Stored dataset items
· · · · · · ·

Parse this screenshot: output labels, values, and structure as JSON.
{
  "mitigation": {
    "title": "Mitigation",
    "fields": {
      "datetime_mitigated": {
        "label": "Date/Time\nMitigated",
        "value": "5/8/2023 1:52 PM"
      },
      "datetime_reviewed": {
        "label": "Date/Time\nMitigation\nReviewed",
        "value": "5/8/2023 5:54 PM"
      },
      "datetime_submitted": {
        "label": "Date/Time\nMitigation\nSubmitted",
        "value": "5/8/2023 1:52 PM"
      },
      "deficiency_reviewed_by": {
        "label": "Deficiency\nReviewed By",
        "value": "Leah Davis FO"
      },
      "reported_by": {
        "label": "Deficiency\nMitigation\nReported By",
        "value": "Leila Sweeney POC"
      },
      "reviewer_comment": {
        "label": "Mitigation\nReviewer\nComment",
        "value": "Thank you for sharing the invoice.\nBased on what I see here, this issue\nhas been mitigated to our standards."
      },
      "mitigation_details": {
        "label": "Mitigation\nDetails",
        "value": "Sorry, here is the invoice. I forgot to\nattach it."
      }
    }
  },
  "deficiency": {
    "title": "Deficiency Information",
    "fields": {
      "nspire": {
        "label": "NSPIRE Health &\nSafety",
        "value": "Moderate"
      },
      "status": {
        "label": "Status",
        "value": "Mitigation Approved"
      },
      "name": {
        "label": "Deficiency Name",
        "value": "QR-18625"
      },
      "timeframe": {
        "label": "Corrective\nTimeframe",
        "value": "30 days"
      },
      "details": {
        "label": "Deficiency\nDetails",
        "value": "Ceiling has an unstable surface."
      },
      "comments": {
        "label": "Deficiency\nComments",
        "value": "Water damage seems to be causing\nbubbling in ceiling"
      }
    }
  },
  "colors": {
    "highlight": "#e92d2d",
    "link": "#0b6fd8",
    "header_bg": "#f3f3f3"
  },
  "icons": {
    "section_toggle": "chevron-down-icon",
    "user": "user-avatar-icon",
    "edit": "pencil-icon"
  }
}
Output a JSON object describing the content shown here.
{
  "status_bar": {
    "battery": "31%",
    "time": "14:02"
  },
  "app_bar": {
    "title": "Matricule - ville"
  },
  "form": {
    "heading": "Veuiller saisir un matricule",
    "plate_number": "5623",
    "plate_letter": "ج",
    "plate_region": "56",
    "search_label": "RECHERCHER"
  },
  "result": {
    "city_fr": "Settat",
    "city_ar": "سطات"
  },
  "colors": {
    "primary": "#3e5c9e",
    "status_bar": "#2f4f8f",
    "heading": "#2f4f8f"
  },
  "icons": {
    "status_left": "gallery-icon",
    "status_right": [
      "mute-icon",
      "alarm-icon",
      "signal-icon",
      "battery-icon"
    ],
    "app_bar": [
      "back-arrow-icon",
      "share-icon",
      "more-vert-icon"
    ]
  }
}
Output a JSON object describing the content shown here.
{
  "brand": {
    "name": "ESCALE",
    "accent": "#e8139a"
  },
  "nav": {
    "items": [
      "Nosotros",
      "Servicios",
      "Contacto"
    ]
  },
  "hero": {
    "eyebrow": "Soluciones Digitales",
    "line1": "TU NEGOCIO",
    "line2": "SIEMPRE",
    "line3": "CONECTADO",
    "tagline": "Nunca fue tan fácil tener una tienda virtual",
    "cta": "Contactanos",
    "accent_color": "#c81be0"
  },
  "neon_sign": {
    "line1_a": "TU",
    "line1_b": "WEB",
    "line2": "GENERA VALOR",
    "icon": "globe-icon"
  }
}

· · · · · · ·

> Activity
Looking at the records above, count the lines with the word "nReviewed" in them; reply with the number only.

> Solution to this problem
2